(Interface dataset entries)
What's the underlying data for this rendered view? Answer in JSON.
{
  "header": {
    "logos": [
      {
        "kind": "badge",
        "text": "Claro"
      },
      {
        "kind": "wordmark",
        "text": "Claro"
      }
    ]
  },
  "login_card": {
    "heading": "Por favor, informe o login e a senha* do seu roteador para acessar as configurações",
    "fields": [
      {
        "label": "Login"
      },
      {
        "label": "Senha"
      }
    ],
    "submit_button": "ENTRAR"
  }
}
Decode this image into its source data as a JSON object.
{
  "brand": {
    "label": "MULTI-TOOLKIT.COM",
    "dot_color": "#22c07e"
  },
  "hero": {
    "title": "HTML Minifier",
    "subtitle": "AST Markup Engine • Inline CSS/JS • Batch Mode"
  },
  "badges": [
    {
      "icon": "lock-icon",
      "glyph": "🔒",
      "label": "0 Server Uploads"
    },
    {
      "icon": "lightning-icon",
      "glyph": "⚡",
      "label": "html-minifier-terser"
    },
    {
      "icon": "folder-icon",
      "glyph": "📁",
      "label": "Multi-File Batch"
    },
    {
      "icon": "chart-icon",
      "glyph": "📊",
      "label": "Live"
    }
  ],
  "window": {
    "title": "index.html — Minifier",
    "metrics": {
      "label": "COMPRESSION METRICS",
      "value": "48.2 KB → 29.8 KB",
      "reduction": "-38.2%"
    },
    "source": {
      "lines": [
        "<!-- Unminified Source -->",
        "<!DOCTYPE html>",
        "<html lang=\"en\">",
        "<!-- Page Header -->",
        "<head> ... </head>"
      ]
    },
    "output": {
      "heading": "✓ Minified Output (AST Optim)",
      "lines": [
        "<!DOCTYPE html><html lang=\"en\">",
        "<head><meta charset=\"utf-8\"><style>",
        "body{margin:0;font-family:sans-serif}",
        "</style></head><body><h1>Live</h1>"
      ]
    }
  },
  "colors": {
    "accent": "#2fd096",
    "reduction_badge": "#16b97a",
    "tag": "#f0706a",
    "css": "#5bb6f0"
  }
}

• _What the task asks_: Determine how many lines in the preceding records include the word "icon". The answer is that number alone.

• _Answer to this task_: 4